_Assigned task_
What lines of the material below hold the string "spring"? Copy them out.

_Exercise input_

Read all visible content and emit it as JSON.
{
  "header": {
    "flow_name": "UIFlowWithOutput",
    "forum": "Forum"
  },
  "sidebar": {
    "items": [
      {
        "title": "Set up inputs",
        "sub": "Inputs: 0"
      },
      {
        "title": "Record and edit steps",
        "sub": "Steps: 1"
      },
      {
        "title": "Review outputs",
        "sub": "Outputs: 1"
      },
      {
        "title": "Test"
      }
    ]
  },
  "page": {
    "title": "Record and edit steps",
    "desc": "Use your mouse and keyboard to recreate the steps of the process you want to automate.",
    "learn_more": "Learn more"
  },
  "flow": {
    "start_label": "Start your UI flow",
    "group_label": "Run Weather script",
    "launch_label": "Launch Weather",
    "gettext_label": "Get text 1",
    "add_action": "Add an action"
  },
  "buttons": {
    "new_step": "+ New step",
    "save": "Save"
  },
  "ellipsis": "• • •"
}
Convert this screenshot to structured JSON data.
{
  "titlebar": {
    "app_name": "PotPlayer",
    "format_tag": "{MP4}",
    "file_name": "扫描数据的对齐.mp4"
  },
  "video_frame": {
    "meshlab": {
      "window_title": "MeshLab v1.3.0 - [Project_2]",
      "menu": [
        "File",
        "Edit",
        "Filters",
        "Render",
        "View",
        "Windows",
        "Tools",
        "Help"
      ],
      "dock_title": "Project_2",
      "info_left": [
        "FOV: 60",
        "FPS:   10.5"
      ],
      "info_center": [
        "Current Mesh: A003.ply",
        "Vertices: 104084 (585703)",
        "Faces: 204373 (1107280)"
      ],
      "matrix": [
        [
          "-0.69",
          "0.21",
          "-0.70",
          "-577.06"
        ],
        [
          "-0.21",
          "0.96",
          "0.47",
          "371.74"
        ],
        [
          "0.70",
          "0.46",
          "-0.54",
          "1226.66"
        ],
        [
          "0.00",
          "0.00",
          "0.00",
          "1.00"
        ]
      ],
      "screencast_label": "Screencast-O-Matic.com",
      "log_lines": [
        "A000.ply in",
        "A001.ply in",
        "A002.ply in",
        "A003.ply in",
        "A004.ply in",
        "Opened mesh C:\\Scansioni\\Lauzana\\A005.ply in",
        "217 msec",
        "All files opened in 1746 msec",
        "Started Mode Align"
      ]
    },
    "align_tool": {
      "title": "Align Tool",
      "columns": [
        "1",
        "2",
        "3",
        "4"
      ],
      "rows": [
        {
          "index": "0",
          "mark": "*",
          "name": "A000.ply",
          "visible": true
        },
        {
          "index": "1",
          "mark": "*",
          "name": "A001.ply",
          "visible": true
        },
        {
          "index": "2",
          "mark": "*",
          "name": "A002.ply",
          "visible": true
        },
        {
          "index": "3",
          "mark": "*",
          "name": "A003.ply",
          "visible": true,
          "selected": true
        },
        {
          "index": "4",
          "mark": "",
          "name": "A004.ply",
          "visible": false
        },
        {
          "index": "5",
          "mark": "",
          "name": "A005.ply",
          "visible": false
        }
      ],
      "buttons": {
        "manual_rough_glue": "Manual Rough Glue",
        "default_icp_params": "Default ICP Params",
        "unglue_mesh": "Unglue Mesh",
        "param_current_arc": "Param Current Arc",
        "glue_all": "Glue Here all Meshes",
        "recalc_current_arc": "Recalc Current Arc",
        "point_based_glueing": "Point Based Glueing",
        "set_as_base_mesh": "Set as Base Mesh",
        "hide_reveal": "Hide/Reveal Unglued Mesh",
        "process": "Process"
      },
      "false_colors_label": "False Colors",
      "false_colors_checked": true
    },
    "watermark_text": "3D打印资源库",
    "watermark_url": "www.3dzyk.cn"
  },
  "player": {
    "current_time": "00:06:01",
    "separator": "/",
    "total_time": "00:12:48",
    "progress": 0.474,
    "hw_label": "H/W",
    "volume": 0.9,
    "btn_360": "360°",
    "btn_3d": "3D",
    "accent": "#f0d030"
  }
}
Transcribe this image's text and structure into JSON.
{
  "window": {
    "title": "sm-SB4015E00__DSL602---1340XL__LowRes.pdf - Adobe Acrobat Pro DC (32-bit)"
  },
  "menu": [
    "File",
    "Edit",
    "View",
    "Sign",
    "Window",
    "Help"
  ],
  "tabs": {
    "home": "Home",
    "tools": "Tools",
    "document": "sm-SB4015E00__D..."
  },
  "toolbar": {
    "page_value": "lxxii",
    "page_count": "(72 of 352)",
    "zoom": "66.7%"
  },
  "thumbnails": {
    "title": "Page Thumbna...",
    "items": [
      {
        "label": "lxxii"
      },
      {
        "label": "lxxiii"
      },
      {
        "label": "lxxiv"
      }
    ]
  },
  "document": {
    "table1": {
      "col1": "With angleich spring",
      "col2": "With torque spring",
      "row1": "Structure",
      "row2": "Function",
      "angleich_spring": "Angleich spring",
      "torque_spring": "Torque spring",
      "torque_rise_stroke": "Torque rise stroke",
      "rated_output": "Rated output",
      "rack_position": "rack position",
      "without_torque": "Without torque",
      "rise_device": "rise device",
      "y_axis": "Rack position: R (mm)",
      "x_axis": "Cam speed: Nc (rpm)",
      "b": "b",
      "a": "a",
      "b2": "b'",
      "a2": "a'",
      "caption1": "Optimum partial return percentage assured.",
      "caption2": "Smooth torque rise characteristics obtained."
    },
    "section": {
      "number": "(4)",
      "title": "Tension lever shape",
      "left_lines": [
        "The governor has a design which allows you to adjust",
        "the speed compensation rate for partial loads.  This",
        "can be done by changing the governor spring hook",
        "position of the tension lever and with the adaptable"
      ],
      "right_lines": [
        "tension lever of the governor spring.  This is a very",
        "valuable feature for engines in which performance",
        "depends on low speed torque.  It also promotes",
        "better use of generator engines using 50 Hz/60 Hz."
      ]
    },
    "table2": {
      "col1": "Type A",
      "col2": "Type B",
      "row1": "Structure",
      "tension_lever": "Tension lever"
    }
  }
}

_Answer to the problem_
      "col1": "With angleich spring",
      "col2": "With torque spring",
      "angleich_spring": "Angleich spring",
      "torque_spring": "Torque spring",
        "can be done by changing the governor spring hook",
        "tension lever of the governor spring.  This is a very",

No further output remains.